Photo: iStock
Photo: iStock

Did you know? Your mutual funds are being renamed

The first list of scheme re-categorisation is out and fancy names are being dropped. The scheme names would now better reflect what your scheme is all about

As we speak, your fund house is either recategorising your mutual fund scheme or has already done it. In other words, if you invest in a large-cap fund, it would look like a large-cap fund, instead of anything else, going ahead too. If you invest in a corporate bond fund, it would not take unnecessary credit risk and invest in low-rated debt instruments. All this is part of an exercise that the capital market regulator, Securities and Exchange Board of India (Sebi) started in October 2017 when it came out with a list of 36 categories for mutual funds, defined these categories, and told all mutual funds to realign their schemes and their underlying portfolios to these new categories.

The first list of scheme re-categorisation is out and fancy names are being dropped. A side effect—and a much desired one—of this exercise is that the scheme names would now better reflect what your scheme is all about. So, what has changed? Words like ‘prudence’ and ‘opportunities’ have to be used sparingly now, and preferably not used at all. For instance, Mirae Asset Prudence fund—a balanced fund—is now called Mirae Asset Hybrid-Equity fund. IDBI Prudence Fund will also now be called IDBI Hybrid Equity Fund.

Typically, fund houses give the name ‘prudence’ to their balanced funds—perhaps after HDFC Prudence Fund (HPF), India’s largest balanced fund with assets of nearly Rs40,000 crore.
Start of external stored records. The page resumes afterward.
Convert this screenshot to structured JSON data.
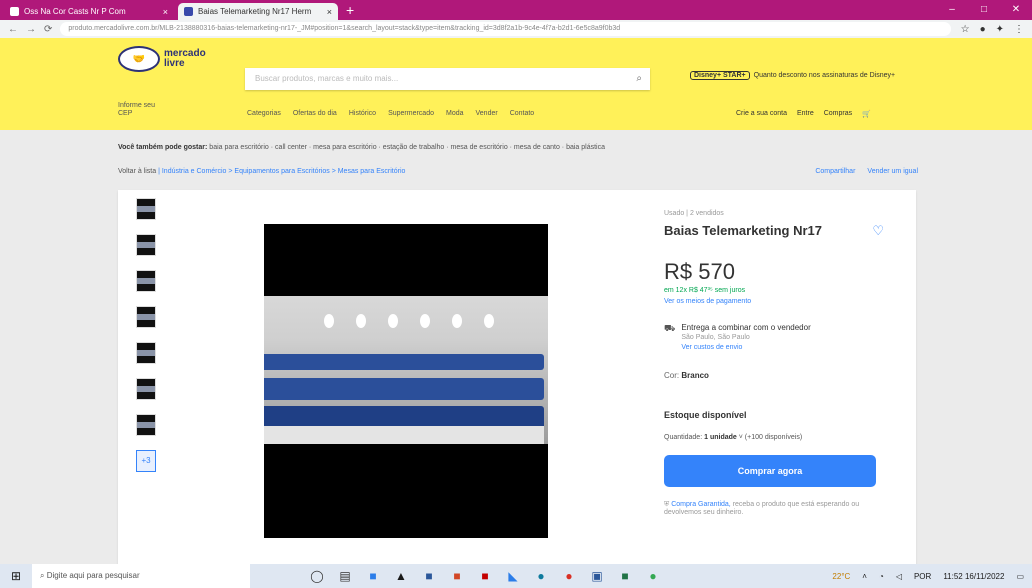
{
  "browser": {
    "tabs": [
      {
        "label": "Oss Na Cor Casts Nr P Com"
      },
      {
        "label": "Baias Telemarketing Nr17 Herm"
      }
    ],
    "new_tab": "+",
    "url": "produto.mercadolivre.com.br/MLB-2138880316-baias-telemarketing-nr17-_JM#position=1&search_layout=stack&type=item&tracking_id=3d8f2a1b-9c4e-4f7a-b2d1-6e5c8a9f0b3d",
    "minimize": "–",
    "maximize": "□",
    "close": "✕"
  },
  "header": {
    "logo_text_1": "mercado",
    "logo_text_2": "livre",
    "search_placeholder": "Buscar produtos, marcas e muito mais...",
    "promo_badge": "Disney+ STAR+",
    "promo_text": "Quanto desconto nos assinaturas de Disney+",
    "location_line1": "Informe seu",
    "location_line2": "CEP",
    "categories": [
      "Categorias",
      "Ofertas do dia",
      "Histórico",
      "Supermercado",
      "Moda",
      "Vender",
      "Contato"
    ],
    "user_nav": [
      "Crie a sua conta",
      "Entre",
      "Compras"
    ],
    "cart": "🛒"
  },
  "breadcrumbs": {
    "related_label": "Você também pode gostar:",
    "related": "baia para escritório · call center · mesa para escritório · estação de trabalho · mesa de escritório · mesa de canto · baia plástica",
    "back": "Voltar à lista",
    "path": "Indústria e Comércio > Equipamentos para Escritórios > Mesas para Escritório",
    "sell_one": "Vender um igual",
    "share": "Compartilhar"
  },
  "product": {
    "condition": "Usado | 2 vendidos",
    "title": "Baias Telemarketing Nr17",
    "price": "R$ 570",
    "installments": "em 12x R$ 47³⁵ sem juros",
    "payment_link": "Ver os meios de pagamento",
    "shipping_title": "Entrega a combinar com o vendedor",
    "shipping_location": "São Paulo, São Paulo",
    "shipping_link": "Ver custos de envio",
    "color_label": "Cor:",
    "color_value": "Branco",
    "stock": "Estoque disponível",
    "qty_label": "Quantidade:",
    "qty_value": "1 unidade",
    "qty_available": "(+100 disponíveis)",
    "buy_button": "Comprar agora",
    "guarantee_link": "Compra Garantida,",
    "guarantee_text": "receba o produto que está esperando ou devolvemos seu dinheiro.",
    "more_photos": "+3",
    "thumbnail_count": 7
  },
  "taskbar": {
    "search_placeholder": "Digite aqui para pesquisar",
    "temperature": "22°C",
    "time": "11:52",
    "date": "16/11/2022",
    "language": "POR"
  },
  "colors": {
    "brand_yellow": "#fff159",
    "accent_blue": "#3483fa",
    "tab_bar": "#b0187a"
  }
}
It is not yet clear as to what HPF will be called; the fund house declined to comment as its proposal is lying with Sebi, pending approval. 

The word ‘opportunities’ would also be used sparingly now. For instance, if your multi-cap fund was called an ‘opportunities’ fund, it would now need to drop this word from its name. Mirae Asset India Opportunities Fund is now called Mirae Asset India Equity Fund.

Mint reached out to Sebi on these issues but it was not available for comments. However, mutual fund industry officials familiar with Sebi’s functioning told us that Sebi is not comfortable with the word ‘opportunities’ being used for multi-cap funds. However, it appears to be okay with a mid-cap scheme calling itself a ‘mid-cap opportunities fund’. That way, at least you would know what the fund is all about, that it is a mid-cap fund. 

Further, now a debt fund that invests in low-rated papers to get an extra kicker in returns, cannot be called an ‘opportunities’ fund. DSP BlackRock Income Opportunities fund has changed its name to DSP BlackRock Credit Risk fund. If a fund takes credit risk, then that is what the fund’s name should reflect, the official quoted above told us, and not by “any other fancy name." 

Another word that some mutual funds may now have to drop, it appears, is ‘advantage.’ Some schemes used to have this word in their name that gave the impression that they could either be superior or better-performing than their peers. Of course, none used to guarantee any performance; it was just a fancy-sounding name.

That’s going to change too. Edelweiss Large Cap Advantage fund is now called Edelweiss Large Cap fund. Similarly, Edelweiss Equity Saving Advantage Fund is now Edelweiss Equity Saving Fund.